Behind these parliamentary games India itself is going through a period of political transition, which is why the present fluid situation could be so important. Though little talked about, the revolt against the Desai government, which swiftly encouraged a hundred Janata MPs to form the New Janata (Secular) Party, had its real origins in that all-pervasive Indian phenomenon, caste.
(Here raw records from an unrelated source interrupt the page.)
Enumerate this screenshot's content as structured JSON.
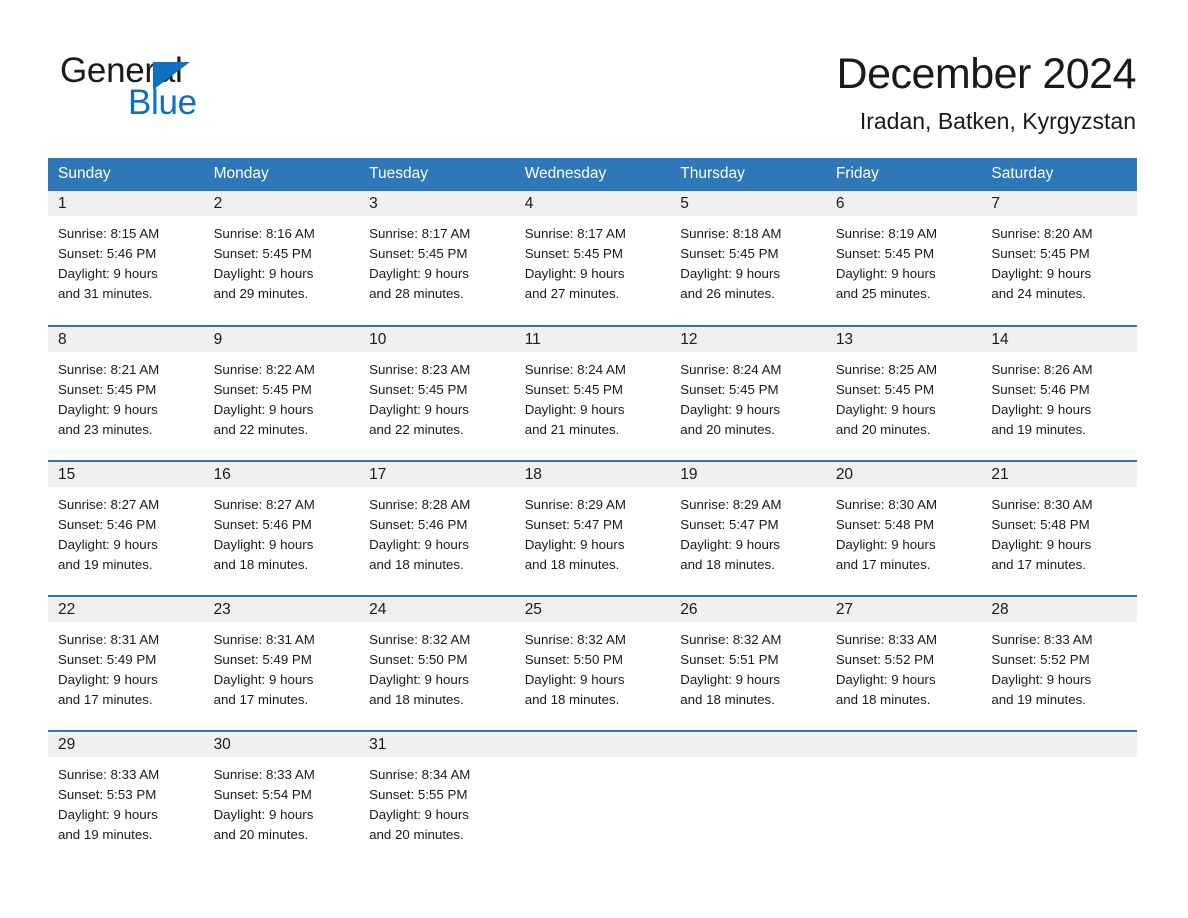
{
  "brand": {
    "name_first": "General",
    "name_second": "Blue",
    "accent_color": "#0f6fc0",
    "triangle_icon": "triangle-icon"
  },
  "header": {
    "title": "December 2024",
    "location": "Iradan, Batken, Kyrgyzstan"
  },
  "theme": {
    "header_blue": "#2e77b8",
    "row_band_gray": "#f0f0f0",
    "text_color": "#1a1a1a"
  },
  "calendar": {
    "weekday_headers": [
      "Sunday",
      "Monday",
      "Tuesday",
      "Wednesday",
      "Thursday",
      "Friday",
      "Saturday"
    ],
    "weeks": [
      [
        {
          "day": "1",
          "sunrise": "Sunrise: 8:15 AM",
          "sunset": "Sunset: 5:46 PM",
          "daylight_line1": "Daylight: 9 hours",
          "daylight_line2": "and 31 minutes."
        },
        {
          "day": "2",
          "sunrise": "Sunrise: 8:16 AM",
          "sunset": "Sunset: 5:45 PM",
          "daylight_line1": "Daylight: 9 hours",
          "daylight_line2": "and 29 minutes."
        },
        {
          "day": "3",
          "sunrise": "Sunrise: 8:17 AM",
          "sunset": "Sunset: 5:45 PM",
          "daylight_line1": "Daylight: 9 hours",
          "daylight_line2": "and 28 minutes."
        },
        {
          "day": "4",
          "sunrise": "Sunrise: 8:17 AM",
          "sunset": "Sunset: 5:45 PM",
          "daylight_line1": "Daylight: 9 hours",
          "daylight_line2": "and 27 minutes."
        },
        {
          "day": "5",
          "sunrise": "Sunrise: 8:18 AM",
          "sunset": "Sunset: 5:45 PM",
          "daylight_line1": "Daylight: 9 hours",
          "daylight_line2": "and 26 minutes."
        },
        {
          "day": "6",
          "sunrise": "Sunrise: 8:19 AM",
          "sunset": "Sunset: 5:45 PM",
          "daylight_line1": "Daylight: 9 hours",
          "daylight_line2": "and 25 minutes."
        },
        {
          "day": "7",
          "sunrise": "Sunrise: 8:20 AM",
          "sunset": "Sunset: 5:45 PM",
          "daylight_line1": "Daylight: 9 hours",
          "daylight_line2": "and 24 minutes."
        }
      ],
      [
        {
          "day": "8",
          "sunrise": "Sunrise: 8:21 AM",
          "sunset": "Sunset: 5:45 PM",
          "daylight_line1": "Daylight: 9 hours",
          "daylight_line2": "and 23 minutes."
        },
        {
          "day": "9",
          "sunrise": "Sunrise: 8:22 AM",
          "sunset": "Sunset: 5:45 PM",
          "daylight_line1": "Daylight: 9 hours",
          "daylight_line2": "and 22 minutes."
        },
        {
          "day": "10",
          "sunrise": "Sunrise: 8:23 AM",
          "sunset": "Sunset: 5:45 PM",
          "daylight_line1": "Daylight: 9 hours",
          "daylight_line2": "and 22 minutes."
        },
        {
          "day": "11",
          "sunrise": "Sunrise: 8:24 AM",
          "sunset": "Sunset: 5:45 PM",
          "daylight_line1": "Daylight: 9 hours",
          "daylight_line2": "and 21 minutes."
        },
        {
          "day": "12",
          "sunrise": "Sunrise: 8:24 AM",
          "sunset": "Sunset: 5:45 PM",
          "daylight_line1": "Daylight: 9 hours",
          "daylight_line2": "and 20 minutes."
        },
        {
          "day": "13",
          "sunrise": "Sunrise: 8:25 AM",
          "sunset": "Sunset: 5:45 PM",
          "daylight_line1": "Daylight: 9 hours",
          "daylight_line2": "and 20 minutes."
        },
        {
          "day": "14",
          "sunrise": "Sunrise: 8:26 AM",
          "sunset": "Sunset: 5:46 PM",
          "daylight_line1": "Daylight: 9 hours",
          "daylight_line2": "and 19 minutes."
        }
      ],
      [
        {
          "day": "15",
          "sunrise": "Sunrise: 8:27 AM",
          "sunset": "Sunset: 5:46 PM",
          "daylight_line1": "Daylight: 9 hours",
          "daylight_line2": "and 19 minutes."
        },
        {
          "day": "16",
          "sunrise": "Sunrise: 8:27 AM",
          "sunset": "Sunset: 5:46 PM",
          "daylight_line1": "Daylight: 9 hours",
          "daylight_line2": "and 18 minutes."
        },
        {
          "day": "17",
          "sunrise": "Sunrise: 8:28 AM",
          "sunset": "Sunset: 5:46 PM",
          "daylight_line1": "Daylight: 9 hours",
          "daylight_line2": "and 18 minutes."
        },
        {
          "day": "18",
          "sunrise": "Sunrise: 8:29 AM",
          "sunset": "Sunset: 5:47 PM",
          "daylight_line1": "Daylight: 9 hours",
          "daylight_line2": "and 18 minutes."
        },
        {
          "day": "19",
          "sunrise": "Sunrise: 8:29 AM",
          "sunset": "Sunset: 5:47 PM",
          "daylight_line1": "Daylight: 9 hours",
          "daylight_line2": "and 18 minutes."
        },
        {
          "day": "20",
          "sunrise": "Sunrise: 8:30 AM",
          "sunset": "Sunset: 5:48 PM",
          "daylight_line1": "Daylight: 9 hours",
          "daylight_line2": "and 17 minutes."
        },
        {
          "day": "21",
          "sunrise": "Sunrise: 8:30 AM",
          "sunset": "Sunset: 5:48 PM",
          "daylight_line1": "Daylight: 9 hours",
          "daylight_line2": "and 17 minutes."
        }
      ],
      [
        {
          "day": "22",
          "sunrise": "Sunrise: 8:31 AM",
          "sunset": "Sunset: 5:49 PM",
          "daylight_line1": "Daylight: 9 hours",
          "daylight_line2": "and 17 minutes."
        },
        {
          "day": "23",
          "sunrise": "Sunrise: 8:31 AM",
          "sunset": "Sunset: 5:49 PM",
          "daylight_line1": "Daylight: 9 hours",
          "daylight_line2": "and 17 minutes."
        },
        {
          "day": "24",
          "sunrise": "Sunrise: 8:32 AM",
          "sunset": "Sunset: 5:50 PM",
          "daylight_line1": "Daylight: 9 hours",
          "daylight_line2": "and 18 minutes."
        },
        {
          "day": "25",
          "sunrise": "Sunrise: 8:32 AM",
          "sunset": "Sunset: 5:50 PM",
          "daylight_line1": "Daylight: 9 hours",
          "daylight_line2": "and 18 minutes."
        },
        {
          "day": "26",
          "sunrise": "Sunrise: 8:32 AM",
          "sunset": "Sunset: 5:51 PM",
          "daylight_line1": "Daylight: 9 hours",
          "daylight_line2": "and 18 minutes."
        },
        {
          "day": "27",
          "sunrise": "Sunrise: 8:33 AM",
          "sunset": "Sunset: 5:52 PM",
          "daylight_line1": "Daylight: 9 hours",
          "daylight_line2": "and 18 minutes."
        },
        {
          "day": "28",
          "sunrise": "Sunrise: 8:33 AM",
          "sunset": "Sunset: 5:52 PM",
          "daylight_line1": "Daylight: 9 hours",
          "daylight_line2": "and 19 minutes."
        }
      ],
      [
        {
          "day": "29",
          "sunrise": "Sunrise: 8:33 AM",
          "sunset": "Sunset: 5:53 PM",
          "daylight_line1": "Daylight: 9 hours",
          "daylight_line2": "and 19 minutes."
        },
        {
          "day": "30",
          "sunrise": "Sunrise: 8:33 AM",
          "sunset": "Sunset: 5:54 PM",
          "daylight_line1": "Daylight: 9 hours",
          "daylight_line2": "and 20 minutes."
        },
        {
          "day": "31",
          "sunrise": "Sunrise: 8:34 AM",
          "sunset": "Sunset: 5:55 PM",
          "daylight_line1": "Daylight: 9 hours",
          "daylight_line2": "and 20 minutes."
        },
        {
          "day": "",
          "sunrise": "",
          "sunset": "",
          "daylight_line1": "",
          "daylight_line2": ""
        },
        {
          "day": "",
          "sunrise": "",
          "sunset": "",
          "daylight_line1": "",
          "daylight_line2": ""
        },
        {
          "day": "",
          "sunrise": "",
          "sunset": "",
          "daylight_line1": "",
          "daylight_line2": ""
        },
        {
          "day": "",
          "sunrise": "",
          "sunset": "",
          "daylight_line1": "",
          "daylight_line2": ""
        }
      ]
    ]
  }
}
The growing influence of the Hindu upper caste Jana Sangh component of the original Janata permitted by Mr Desai, a highly orthodox Brahmin himself, alarmed both the middle-ranking castes — like the peasant Jat caste, to which Mr Singh belongs — as well as those castes grouped under the label of 'backward classes'. These come just above the 'untouchabtes' and form a block amounting to as much as 40 per cent of the electorate in some northern and southern states.
Organising a political following, initially based on the peasants of whom many come from such caste groupings, has brought success not only to Mr Singh in the north ern states hut to Mr Devraj Urs, the highly influential Congress Chief Minister of Kar nataka, southern India, an opponent of Mrs Gandhi. He is certainly a man in India's new political constellation to watch. But these newly powerful middle-ranking castes and 'backwards' are in bitter competition for economic rewards, such as jobs in the urban areas, with the 'untouchables'. And so Mr Ram, the 'untouchable' who now finds himself leading a rump Janata Party dominated by the upper castes, has every interest in recruiting followers both among the 'untouchable' MPs in the Congress as well as among these electoral groups in the country in order to defeat Mr Singh.